How To: Change The Oil In Your Car
Change the Oil in Your Car
How to change the oil is something that you ought to know; it’s part of the regular maintenance that must be done to keep the car going. This week’s “How To…” is all ’bout how to change the oil in your car. Our example car is a 2009 Volkswagen GLI. You may, or may not, have a GLI. I won’t judge (much).
IMPORTANT: whatever the make/model of car you have, it will not change the procedure by much.
Conventional wisdom says that you should change the oil in your car every 5,000 kilometers (3,000 miles). This is no longer the case for most vehicles using synthetic oil. In the case of the trusty dusty Volkswagen, the oil has almost 12,000 kilometers (7000 miles) on it. This is within specifications for the type of oil used; Mobil One 0w40.
Step 1) Abolish Fear
I can’t stress this enough. Many people look at the hood of their car as a portal to some sort of blasted horrific technological underworld. Nope. Not here. Today, the hood of your car is a hatch that covers a glorified pump. We’re going to go through a step-by-step procedure to do some basic maintenance on that pump. Follow the steps, and there’s not much that can go wrong. Remember that when you change the oil in your car, all you’re doing is draining some old oil, and putting in new oil.
Step 2) Do your Homework
Most cars have an owners manual. Chances are, if you dig around in your glove box, yours is in there. In it, there will be a chapter or section called “Technical Specifications.” Within this section, you’re going to look for a heading called “Engine Oil Capacity” which will list exactly how much oil your car takes.
Unless your car is somewhat exotic or high powered, the amount of oil that the engine needs will be between 3 and 5 liters. Most manuals will list the grade and/or weight of the oil that the car requires. This will be a pair of numbers with a “w” between them; something like “0w40” or “10w30”. Additional information may be included but the only things that really matter are the viscosity (the XwXX number) and whether or not the oil meets a certain car manufacturers specifications.
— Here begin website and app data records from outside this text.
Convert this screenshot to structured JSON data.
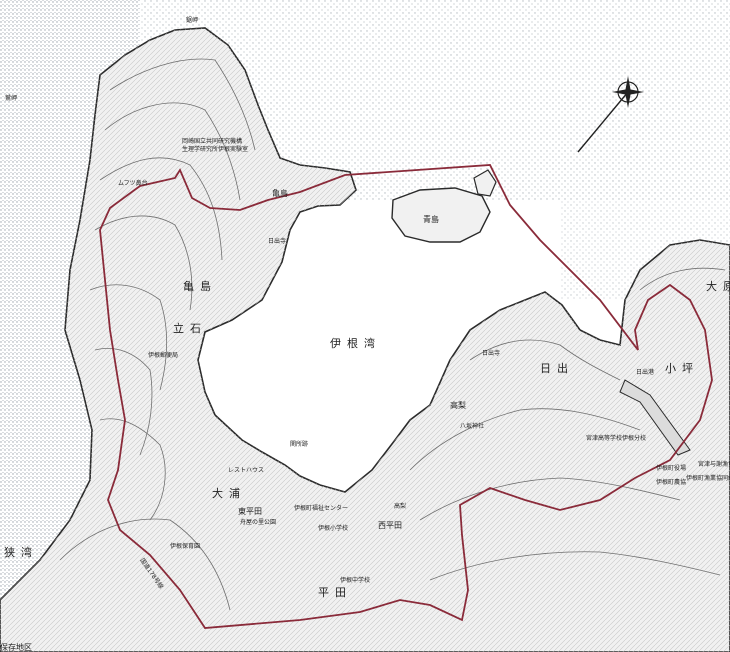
{
  "map": {
    "colors": {
      "sea": "#ffffff",
      "stipple": "#9aa3ab",
      "land": "#efefef",
      "contour": "#6f6f6f",
      "coast": "#2b2b2b",
      "boundary": "#8a2b3a",
      "text": "#222222"
    },
    "compass_icon": "compass-rose-icon",
    "labels": {
      "kanomisaki": "鋸岬",
      "washizaki": "鷲岬",
      "institute_1": "岡崎国立共同研究機構",
      "institute_2": "生理学研究所伊根実験室",
      "mufusu": "ムフツ鼻台",
      "aoshima_peak": "亀島",
      "aoshima_island": "青島",
      "hideyoshi": "日出寺",
      "tateishi": "立石",
      "post_office": "伊根郵便局",
      "ine_bay": "伊根湾",
      "hiji": "日出",
      "hiji_temple": "日出寺",
      "ko": "小坪",
      "ohara": "大原",
      "tachi": "立",
      "kameshima_bay": "亀島",
      "guesthouse": "レストハウス",
      "nyu": "大浦",
      "hirata_east": "東平田",
      "ine_sea_park": "舟屋の里公園",
      "welfare": "伊根町福祉センター",
      "elementary": "伊根小学校",
      "nishihirata": "西平田",
      "middle_school": "伊根中学校",
      "hirata": "平田",
      "nursery": "伊根保育園",
      "highschool": "宮津高等学校伊根分校",
      "town_office": "伊根町役場",
      "agri_coop": "伊根町農協",
      "fishery": "宮津与謝漁協",
      "fish_coop": "伊根町漁業協同組合",
      "hiji_station": "日出港",
      "kaminobaba": "高梨",
      "route_label": "国道178号線",
      "takanashi": "高梨",
      "sekiba": "関所跡",
      "shrine": "八坂神社",
      "west_strait": "狭湾",
      "left_bottom": "保存地区"
    }
  }
}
Now, read this part carefully: using an oil meets a manufacturers specifications is usually only important because of warranty concerns. If in doubt, when you go to the auto-parts store, ask the sale representative to make sure the oil you have chosen is approved by the manufacturer of your vehicle. The information will be on the container and a competent representative will be able to clearly point it out.
Oil brand is a personal preference. Volkswagen “recommends” Castrol. But that’s probably because Castrol paid them to advertise their logo on the oil cap. The bottom line is, if it meets the manufacturers specifications, it will work. Good brands are Castrol, Valvoline, Mobile-1, Liqui-Moly, and Pennzoil. If any of this is daunting, simply ask the sales rep at the auto-parts store to help you choose an appropriate motor oil for your car.
You’ll need an oil filter. Most of the filters available today will work just fine in most cars. If you have a brand preference, stick with it. Auto-parts stores stock a wide variety of oil filters and will be able to provide you with information on most of them. With rare exception, all of them are similar in performance, but some include an anti-drainback feature. There is always debate about whether this is necessary. The best course of action is simply to use the filter that the auto-parts store recommends while staying away from house brands. Good brands are Wix, Fram, Mann, Bosch, Purolater, and Mobil-1.